++++ SUPPLIED MATERIAL ++++
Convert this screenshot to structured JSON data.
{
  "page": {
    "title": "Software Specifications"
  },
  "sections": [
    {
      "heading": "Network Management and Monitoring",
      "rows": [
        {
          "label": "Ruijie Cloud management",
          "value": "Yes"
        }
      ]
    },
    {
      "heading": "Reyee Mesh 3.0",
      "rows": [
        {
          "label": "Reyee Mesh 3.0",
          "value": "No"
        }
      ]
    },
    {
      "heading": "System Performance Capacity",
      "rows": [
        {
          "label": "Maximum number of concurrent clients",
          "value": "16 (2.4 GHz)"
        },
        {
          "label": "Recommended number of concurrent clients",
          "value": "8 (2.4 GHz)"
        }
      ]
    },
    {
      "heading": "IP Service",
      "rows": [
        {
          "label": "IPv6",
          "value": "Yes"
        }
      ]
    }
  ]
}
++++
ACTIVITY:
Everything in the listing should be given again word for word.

FINISHED EXERCISE:
Convert this screenshot to structured JSON data.
{
  "page": {
    "title": "Software Specifications"
  },
  "sections": [
    {
      "heading": "Network Management and Monitoring",
      "rows": [
        {
          "label": "Ruijie Cloud management",
          "value": "Yes"
        }
      ]
    },
    {
      "heading": "Reyee Mesh 3.0",
      "rows": [
        {
          "label": "Reyee Mesh 3.0",
          "value": "No"
        }
      ]
    },
    {
      "heading": "System Performance Capacity",
      "rows": [
        {
          "label": "Maximum number of concurrent clients",
          "value": "16 (2.4 GHz)"
        },
        {
          "label": "Recommended number of concurrent clients",
          "value": "8 (2.4 GHz)"
        }
      ]
    },
    {
      "heading": "IP Service",
      "rows": [
        {
          "label": "IPv6",
          "value": "Yes"
        }
      ]
    }
  ]
}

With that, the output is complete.